What is needed
When a line of the entries below contains "Post", it counts once; state how many such lines there are and nothing else.
┄┄┄┄┄┄
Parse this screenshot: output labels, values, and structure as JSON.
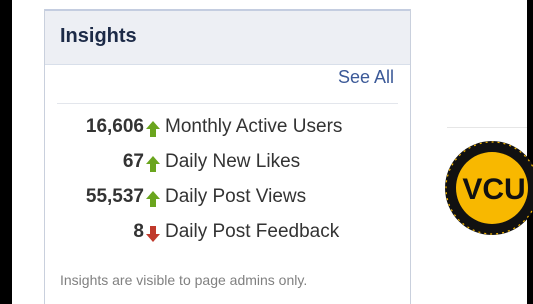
{
  "insights": {
    "title": "Insights",
    "see_all": "See All",
    "stats": [
      {
        "value": "16,606",
        "label": "Monthly Active Users",
        "trend": "up"
      },
      {
        "value": "67",
        "label": "Daily New Likes",
        "trend": "up"
      },
      {
        "value": "55,537",
        "label": "Daily Post Views",
        "trend": "up"
      },
      {
        "value": "8",
        "label": "Daily Post Feedback",
        "trend": "down"
      }
    ],
    "footnote": "Insights are visible to page admins only."
  },
  "logo": {
    "text": "VCU",
    "icon": "vcu-seal-logo"
  },
  "colors": {
    "header_bg": "#edeff4",
    "link": "#3b5998",
    "up_arrow": "#6aa51e",
    "down_arrow": "#c0392b",
    "logo_gold": "#f8b800"
  }
}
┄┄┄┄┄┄
Response to this task
2